The last few days leading up to what is widely expected to be a Democrat massacre in the midterm elections tomorrow has highlighted much of the worst in the mainstream media. The New York Times last week published an article decrying the "Bumpkinification of the Midterm Elections" because the GOP looks likely to take over control of the Senate. Today they published an op-ed piece calling for the cancellation of midterm elections all together. Of course, this type of government reform wasn't on their radar in 2006 when Democrats swept into power in Congress against an unpopular president.
As is always the case with the mainstream media, it's politics above principle—journalistic principles included.
If you're ticked off about the mainstream media's coverage (and sometimes non-coverage) of this election cycle, and you're wondering where they learned it, they learned it from guys like Dan Gillmor. Gillmor is an instructor at Arizona State University and author of "We the Media: Grassroots Journalism By the People, for the People." Believe it or not, this book sits on my bookshelf. I believe I picked it up for $1 many years ago at the Union-Tribune's regular book sale for charity where they sell books sent to the paper to be reviewed. I don't believe Gillmor's book was reviewed, which is how I came into possession of it. (For the record, I haven't actually got around to reading it.)
Now that Gillmor is a J-school instructor, he's free to be himself and cast off the pretension at objectivity that was a long-ago staple of journalists. Over the past few days, some of his tweets were ironically retweeted by some people I follow on Twitter, and I started periodically taking a look at what he was saying.
The tweet that first caught my eye was this one:
For the record, I don't approve of the mailer in the linked story. However, the only person likely swayed or intimidated by such a mailer is a low-information voter that probably should stay home anyway. And, if the person is interested enough to actually read the dang thing, they wouldn't be worried anyway. The first sentence is:
This document serves as a notification to you, as a resident of Kentucky and a registered voter in the aforementioned Commonwealth, of fraudulent information that is being deliberately spread to voters in your area. [emphasis in original]
Frankly, I find this far more intimidating, but I didn't bother searching back to see if Gillmor was equally concerned about this type of behavior.
Late yesterday, Gillmor posted another tweet defending Louisiana Sen. Mary Landrieu's take on her constituents as a bunch of racist, sexist bigots:

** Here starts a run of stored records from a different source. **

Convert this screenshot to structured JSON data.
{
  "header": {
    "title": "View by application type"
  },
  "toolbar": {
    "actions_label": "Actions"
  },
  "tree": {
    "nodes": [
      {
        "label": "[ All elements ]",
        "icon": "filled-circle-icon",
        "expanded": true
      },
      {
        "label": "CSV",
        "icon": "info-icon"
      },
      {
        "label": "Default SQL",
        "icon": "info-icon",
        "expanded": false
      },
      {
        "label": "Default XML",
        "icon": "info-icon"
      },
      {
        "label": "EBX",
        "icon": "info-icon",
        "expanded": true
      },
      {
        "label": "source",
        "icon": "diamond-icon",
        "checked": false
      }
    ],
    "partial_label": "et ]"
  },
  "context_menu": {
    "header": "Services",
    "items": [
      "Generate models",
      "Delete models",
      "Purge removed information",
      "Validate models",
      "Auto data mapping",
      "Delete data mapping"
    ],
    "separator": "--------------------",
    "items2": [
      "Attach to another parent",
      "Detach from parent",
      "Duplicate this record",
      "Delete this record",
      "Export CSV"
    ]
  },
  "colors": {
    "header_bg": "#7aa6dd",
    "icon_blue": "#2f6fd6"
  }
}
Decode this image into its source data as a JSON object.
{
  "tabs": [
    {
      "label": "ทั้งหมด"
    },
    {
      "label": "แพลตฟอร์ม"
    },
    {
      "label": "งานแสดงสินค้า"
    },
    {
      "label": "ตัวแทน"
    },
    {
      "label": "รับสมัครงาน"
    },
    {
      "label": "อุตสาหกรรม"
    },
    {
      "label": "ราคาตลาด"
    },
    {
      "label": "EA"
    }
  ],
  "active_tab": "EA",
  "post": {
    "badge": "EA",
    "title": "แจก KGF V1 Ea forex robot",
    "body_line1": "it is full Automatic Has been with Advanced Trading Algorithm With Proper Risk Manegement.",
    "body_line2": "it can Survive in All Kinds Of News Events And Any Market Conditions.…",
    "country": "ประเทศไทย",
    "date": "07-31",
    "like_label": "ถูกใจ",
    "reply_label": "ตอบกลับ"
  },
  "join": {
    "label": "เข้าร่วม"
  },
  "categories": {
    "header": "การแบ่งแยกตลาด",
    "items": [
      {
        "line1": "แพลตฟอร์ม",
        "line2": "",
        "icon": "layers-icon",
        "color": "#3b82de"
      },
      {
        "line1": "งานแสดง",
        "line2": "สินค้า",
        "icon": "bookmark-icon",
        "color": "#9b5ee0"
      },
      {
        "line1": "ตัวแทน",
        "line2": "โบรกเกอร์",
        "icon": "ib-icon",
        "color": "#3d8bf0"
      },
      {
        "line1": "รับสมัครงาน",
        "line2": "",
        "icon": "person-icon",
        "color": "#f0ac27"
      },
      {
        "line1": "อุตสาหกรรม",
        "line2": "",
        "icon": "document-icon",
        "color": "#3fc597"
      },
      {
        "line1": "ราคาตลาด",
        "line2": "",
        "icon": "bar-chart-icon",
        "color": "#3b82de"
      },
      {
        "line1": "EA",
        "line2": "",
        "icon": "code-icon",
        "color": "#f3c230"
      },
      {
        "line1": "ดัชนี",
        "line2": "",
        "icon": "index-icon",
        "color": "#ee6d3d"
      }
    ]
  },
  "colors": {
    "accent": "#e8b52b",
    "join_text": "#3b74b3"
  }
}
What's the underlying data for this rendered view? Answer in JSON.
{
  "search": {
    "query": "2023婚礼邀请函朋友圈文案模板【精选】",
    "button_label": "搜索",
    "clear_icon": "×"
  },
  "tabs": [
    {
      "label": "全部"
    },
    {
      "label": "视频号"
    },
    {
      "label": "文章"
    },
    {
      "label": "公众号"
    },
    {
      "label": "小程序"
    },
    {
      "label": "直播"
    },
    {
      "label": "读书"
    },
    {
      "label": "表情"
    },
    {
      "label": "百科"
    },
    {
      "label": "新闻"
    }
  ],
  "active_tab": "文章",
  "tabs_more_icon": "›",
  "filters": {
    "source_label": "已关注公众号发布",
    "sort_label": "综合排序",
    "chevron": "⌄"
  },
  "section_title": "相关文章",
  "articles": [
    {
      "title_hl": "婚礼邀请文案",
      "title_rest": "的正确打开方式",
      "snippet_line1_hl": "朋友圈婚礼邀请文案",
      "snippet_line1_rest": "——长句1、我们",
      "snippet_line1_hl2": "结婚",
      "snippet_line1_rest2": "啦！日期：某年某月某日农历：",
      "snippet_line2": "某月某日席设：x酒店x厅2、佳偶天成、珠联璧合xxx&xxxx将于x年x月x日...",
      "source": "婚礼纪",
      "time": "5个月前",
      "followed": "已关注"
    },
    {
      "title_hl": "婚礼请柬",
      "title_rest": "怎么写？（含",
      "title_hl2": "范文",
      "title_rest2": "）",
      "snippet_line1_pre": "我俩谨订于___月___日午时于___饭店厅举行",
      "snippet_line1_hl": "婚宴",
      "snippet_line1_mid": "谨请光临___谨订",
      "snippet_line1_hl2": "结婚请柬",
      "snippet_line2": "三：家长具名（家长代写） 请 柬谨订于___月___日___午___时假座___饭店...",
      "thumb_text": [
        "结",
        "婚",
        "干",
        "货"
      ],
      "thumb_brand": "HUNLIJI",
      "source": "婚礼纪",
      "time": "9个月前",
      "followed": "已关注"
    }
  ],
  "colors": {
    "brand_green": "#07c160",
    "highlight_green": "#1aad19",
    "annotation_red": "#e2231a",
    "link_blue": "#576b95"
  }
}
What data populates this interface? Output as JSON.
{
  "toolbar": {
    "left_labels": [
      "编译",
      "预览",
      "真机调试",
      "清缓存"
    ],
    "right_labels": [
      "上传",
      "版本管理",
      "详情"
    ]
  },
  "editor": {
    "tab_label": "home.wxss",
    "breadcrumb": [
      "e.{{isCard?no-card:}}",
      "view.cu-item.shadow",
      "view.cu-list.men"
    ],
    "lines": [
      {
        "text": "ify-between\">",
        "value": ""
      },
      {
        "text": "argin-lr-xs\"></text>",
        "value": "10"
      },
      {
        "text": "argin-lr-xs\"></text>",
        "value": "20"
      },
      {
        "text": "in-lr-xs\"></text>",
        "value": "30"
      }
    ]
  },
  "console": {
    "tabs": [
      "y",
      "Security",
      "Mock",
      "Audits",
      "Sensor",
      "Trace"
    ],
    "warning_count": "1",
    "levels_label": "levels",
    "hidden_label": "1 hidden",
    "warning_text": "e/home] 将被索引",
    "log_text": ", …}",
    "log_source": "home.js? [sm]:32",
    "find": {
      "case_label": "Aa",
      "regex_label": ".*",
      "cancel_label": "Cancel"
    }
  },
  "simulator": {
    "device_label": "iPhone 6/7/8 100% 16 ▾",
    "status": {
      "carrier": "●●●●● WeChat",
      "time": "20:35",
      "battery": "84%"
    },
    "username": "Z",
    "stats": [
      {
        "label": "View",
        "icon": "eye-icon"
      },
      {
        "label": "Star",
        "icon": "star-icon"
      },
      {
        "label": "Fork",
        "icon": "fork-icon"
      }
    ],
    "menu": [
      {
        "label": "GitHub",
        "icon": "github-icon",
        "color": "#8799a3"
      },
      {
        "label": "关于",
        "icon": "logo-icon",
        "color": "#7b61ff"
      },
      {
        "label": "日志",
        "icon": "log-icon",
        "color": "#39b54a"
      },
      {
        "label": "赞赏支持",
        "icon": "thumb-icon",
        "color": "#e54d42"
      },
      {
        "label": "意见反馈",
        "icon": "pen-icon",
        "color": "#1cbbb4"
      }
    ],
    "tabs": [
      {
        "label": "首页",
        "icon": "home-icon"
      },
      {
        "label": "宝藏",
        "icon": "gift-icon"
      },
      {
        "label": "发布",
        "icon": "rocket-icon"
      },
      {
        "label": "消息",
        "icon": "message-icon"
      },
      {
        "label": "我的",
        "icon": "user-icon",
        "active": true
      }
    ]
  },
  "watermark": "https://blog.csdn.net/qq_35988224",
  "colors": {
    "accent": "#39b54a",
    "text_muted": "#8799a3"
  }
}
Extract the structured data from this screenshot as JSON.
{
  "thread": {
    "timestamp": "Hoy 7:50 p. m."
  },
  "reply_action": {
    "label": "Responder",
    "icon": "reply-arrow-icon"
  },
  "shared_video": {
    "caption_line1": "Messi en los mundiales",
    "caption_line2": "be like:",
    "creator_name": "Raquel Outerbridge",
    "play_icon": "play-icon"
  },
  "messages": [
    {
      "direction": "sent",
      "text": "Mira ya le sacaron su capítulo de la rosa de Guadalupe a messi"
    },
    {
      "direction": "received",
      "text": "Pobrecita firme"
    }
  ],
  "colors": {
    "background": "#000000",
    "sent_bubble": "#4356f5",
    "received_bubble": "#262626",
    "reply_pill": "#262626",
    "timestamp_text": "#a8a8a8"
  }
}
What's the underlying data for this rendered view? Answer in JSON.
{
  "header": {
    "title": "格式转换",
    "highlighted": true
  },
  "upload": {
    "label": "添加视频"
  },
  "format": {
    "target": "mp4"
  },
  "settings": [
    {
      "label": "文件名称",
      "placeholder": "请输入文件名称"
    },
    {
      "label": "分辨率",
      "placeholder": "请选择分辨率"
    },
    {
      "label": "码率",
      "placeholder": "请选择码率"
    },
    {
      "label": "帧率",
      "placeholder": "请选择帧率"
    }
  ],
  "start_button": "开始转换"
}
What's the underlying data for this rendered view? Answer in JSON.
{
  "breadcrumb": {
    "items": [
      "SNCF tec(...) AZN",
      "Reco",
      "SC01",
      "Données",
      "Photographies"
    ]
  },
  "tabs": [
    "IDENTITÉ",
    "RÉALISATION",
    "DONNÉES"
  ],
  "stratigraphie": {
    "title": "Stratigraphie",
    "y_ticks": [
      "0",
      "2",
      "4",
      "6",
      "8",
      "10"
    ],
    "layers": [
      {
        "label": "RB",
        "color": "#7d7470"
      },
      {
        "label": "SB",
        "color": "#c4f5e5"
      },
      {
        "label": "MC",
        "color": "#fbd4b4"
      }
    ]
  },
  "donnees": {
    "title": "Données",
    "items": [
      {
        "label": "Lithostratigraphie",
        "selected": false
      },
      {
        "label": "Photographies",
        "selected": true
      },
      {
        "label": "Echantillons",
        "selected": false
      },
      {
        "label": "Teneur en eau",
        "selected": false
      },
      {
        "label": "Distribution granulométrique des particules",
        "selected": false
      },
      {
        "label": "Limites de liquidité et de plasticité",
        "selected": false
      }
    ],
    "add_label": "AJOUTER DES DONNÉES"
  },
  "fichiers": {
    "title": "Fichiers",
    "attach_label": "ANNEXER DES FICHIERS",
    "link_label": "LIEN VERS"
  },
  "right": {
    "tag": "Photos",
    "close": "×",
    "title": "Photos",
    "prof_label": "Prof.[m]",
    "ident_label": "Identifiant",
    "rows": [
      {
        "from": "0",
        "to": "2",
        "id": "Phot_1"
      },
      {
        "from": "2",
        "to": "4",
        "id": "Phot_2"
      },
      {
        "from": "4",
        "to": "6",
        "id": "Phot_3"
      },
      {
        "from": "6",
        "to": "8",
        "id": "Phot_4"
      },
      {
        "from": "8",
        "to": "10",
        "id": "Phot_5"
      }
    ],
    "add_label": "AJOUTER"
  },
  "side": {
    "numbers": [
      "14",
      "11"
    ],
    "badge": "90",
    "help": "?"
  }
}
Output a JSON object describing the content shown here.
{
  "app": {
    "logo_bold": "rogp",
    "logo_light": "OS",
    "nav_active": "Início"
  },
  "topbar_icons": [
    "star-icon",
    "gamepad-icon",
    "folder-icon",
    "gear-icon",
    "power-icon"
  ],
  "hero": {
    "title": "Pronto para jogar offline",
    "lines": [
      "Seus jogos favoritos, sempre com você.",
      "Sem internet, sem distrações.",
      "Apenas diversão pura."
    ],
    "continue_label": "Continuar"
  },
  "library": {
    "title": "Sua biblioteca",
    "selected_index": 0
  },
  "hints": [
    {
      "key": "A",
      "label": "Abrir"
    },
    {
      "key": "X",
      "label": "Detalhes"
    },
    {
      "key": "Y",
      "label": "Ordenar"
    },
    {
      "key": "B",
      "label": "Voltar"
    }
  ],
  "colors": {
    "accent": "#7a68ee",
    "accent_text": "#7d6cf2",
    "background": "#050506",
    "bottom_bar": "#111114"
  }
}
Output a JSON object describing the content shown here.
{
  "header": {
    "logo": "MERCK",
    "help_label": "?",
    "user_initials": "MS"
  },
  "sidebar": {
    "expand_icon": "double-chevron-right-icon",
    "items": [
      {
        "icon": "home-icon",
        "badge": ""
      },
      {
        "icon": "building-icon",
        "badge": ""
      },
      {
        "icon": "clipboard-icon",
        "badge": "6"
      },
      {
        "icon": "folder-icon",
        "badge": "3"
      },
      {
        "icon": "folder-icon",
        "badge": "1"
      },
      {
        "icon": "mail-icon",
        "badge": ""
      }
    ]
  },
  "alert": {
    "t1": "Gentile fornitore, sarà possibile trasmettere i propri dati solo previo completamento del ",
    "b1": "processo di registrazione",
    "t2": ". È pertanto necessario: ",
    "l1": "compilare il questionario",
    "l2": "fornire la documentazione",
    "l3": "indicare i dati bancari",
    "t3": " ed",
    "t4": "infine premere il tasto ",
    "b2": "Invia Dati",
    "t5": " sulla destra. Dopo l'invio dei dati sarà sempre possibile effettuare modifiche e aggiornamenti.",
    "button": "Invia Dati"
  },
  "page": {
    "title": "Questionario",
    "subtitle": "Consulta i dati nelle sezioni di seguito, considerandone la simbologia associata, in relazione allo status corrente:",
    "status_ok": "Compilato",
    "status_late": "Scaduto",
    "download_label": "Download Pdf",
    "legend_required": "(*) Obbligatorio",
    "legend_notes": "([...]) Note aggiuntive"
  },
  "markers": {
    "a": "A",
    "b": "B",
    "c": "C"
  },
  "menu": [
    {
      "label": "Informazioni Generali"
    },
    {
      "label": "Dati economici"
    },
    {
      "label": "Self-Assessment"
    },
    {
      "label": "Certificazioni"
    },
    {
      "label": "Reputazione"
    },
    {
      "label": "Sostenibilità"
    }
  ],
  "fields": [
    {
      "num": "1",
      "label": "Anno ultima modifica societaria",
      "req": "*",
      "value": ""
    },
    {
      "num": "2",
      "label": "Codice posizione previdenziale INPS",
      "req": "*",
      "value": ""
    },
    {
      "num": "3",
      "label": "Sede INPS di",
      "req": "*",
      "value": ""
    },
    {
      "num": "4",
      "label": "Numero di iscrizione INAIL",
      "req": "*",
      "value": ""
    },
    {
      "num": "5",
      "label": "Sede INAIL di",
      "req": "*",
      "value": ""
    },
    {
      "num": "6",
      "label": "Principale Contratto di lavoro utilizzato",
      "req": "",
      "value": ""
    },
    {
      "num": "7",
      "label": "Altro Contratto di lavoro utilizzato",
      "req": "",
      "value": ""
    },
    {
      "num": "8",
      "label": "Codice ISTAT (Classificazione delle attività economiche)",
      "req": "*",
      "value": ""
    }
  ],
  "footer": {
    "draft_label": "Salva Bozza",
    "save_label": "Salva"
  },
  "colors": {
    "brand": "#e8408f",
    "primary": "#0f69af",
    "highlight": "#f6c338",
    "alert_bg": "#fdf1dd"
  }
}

Yep, those Louisiana Republicans are so racist the governor of the state is an Indian-American. I suspect they may be doing it wrong.
So, I responded.
— Matthew Hoy (@hoystory) November 3, 2014
Note the capitalized letters at the beginning of my response. But before I get into that, let's get Gillmor's retort.
Guilty. Guilty as charged. Yes, I fundamentally changed his words. But you'd think someone whose "primary gig is teaching digital media literacy" would be twitter-literate.
The MT indicates that I modified the original tweet. Combine the two together and I was sarcastically disagreeing with him and indicated that I'd changed his words. And it's not like this is uncommon.
I thought my responses merited some response from Gillmor, but none was forthcoming. Causing me to wonder why.
just blocked someone who MT'd me but fundamentally changed what i'd said to fit his political agenda.
— Dan Gillmor (@dangillmor) November 4, 2014
Well, that would explain it. A j-school professor teaching digital media to the next generation of journalists who is deficient in his craft and so intellectually insecure that he can't and won't engage someone who disagrees with his politics.
There's a term for this: Hack.
And the final irony, from the precis of Gillmor's book:
Journalism in the 21st century will be fundamentally different from the Big Media that prevails today. We the Media casts light on the future of journalism, and invites us all to be a part of it.
Everyone except me, I guess.